[Web page and app entries]

▬▬▬

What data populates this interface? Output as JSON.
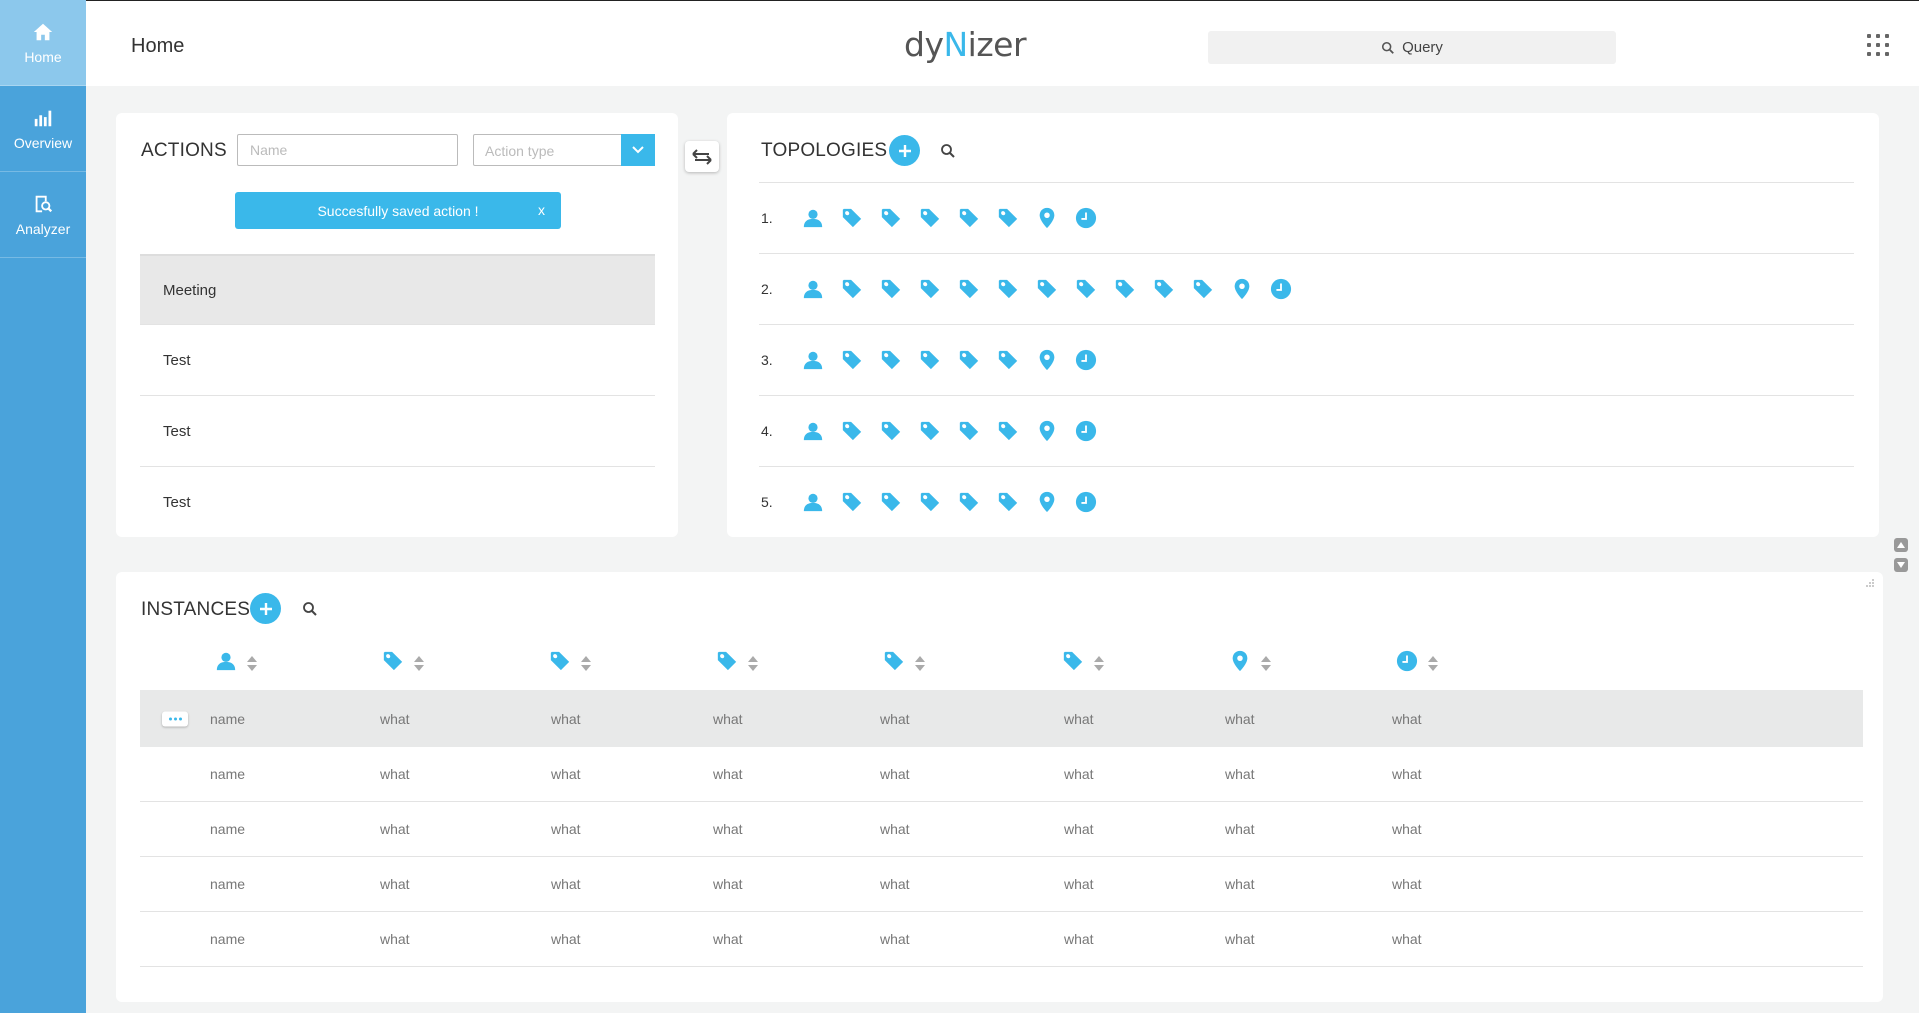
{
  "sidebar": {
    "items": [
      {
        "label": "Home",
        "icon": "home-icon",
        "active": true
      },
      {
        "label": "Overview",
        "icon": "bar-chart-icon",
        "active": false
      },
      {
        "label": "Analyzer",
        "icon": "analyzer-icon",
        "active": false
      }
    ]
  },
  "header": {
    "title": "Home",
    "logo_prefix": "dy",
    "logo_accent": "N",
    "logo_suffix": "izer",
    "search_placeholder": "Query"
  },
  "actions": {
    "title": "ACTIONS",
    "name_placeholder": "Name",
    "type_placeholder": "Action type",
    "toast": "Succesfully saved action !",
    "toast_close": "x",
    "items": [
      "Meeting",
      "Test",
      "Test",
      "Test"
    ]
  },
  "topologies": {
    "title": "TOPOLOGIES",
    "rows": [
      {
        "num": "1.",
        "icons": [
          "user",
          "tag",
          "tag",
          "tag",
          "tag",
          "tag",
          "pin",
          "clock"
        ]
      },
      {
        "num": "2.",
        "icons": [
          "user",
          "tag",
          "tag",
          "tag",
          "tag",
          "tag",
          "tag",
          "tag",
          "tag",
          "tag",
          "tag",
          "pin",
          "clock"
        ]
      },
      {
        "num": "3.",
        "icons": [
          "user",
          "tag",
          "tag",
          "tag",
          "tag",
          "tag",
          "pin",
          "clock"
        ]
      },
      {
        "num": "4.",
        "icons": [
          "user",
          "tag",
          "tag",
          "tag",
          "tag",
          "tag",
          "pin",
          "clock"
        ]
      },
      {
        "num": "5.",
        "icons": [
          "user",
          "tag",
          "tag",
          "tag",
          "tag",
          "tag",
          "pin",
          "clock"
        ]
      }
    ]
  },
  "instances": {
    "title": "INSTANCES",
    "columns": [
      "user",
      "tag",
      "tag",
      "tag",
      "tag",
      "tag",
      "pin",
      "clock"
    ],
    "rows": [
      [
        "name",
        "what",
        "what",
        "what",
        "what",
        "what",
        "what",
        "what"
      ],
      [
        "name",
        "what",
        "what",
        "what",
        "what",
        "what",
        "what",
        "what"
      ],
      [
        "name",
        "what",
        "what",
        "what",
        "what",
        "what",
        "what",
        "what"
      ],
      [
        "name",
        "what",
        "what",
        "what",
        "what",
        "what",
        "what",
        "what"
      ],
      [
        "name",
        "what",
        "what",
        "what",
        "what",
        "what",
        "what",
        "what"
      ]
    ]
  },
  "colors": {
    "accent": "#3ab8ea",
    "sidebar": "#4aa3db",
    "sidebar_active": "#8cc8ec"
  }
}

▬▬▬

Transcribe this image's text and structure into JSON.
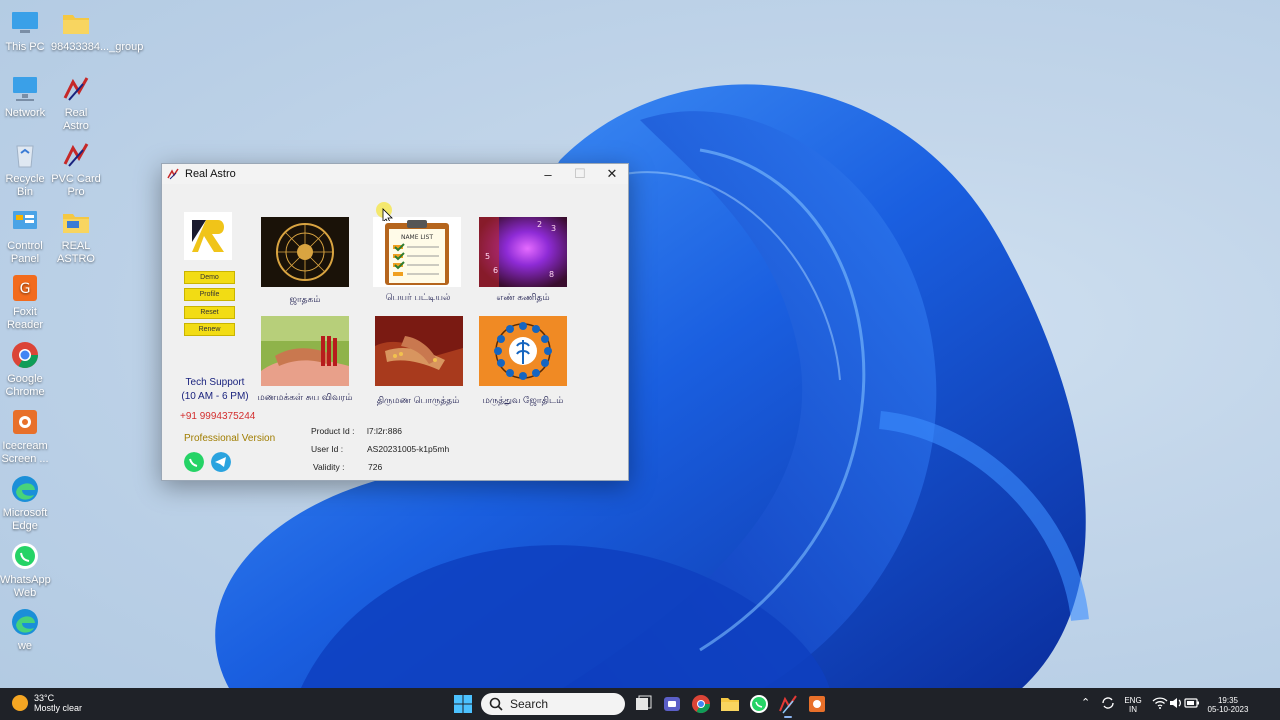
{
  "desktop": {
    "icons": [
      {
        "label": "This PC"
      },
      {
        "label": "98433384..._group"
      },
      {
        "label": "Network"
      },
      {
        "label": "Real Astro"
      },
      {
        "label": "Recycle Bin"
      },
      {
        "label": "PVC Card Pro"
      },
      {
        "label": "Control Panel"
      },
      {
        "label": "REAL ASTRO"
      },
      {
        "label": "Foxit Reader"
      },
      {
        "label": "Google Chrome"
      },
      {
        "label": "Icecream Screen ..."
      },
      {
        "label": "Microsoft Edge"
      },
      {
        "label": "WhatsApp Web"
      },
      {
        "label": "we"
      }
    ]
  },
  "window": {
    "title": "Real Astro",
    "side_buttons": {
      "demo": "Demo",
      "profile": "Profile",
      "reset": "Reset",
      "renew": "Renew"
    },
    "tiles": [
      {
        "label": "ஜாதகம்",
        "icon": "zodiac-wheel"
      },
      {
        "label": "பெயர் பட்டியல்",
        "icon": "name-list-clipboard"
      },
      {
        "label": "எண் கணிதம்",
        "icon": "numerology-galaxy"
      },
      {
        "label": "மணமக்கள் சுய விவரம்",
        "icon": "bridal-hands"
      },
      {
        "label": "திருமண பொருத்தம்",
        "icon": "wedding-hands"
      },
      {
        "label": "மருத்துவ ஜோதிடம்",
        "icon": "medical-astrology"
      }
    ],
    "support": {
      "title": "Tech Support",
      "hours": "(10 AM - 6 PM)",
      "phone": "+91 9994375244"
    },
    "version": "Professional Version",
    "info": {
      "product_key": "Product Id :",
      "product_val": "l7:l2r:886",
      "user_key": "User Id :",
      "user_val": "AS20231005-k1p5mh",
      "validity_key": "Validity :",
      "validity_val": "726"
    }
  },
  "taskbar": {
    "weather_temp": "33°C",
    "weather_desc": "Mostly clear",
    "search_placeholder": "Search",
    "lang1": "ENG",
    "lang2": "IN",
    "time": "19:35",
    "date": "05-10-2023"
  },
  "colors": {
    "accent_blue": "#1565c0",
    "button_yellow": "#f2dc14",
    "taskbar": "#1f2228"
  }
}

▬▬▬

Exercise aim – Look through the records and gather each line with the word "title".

Output –
    "title": "Home",
    "title": "ACTIONS",
    "title": "TOPOLOGIES",
    "title": "INSTANCES",
    "title": "Real Astro",
      "title": "Tech Support",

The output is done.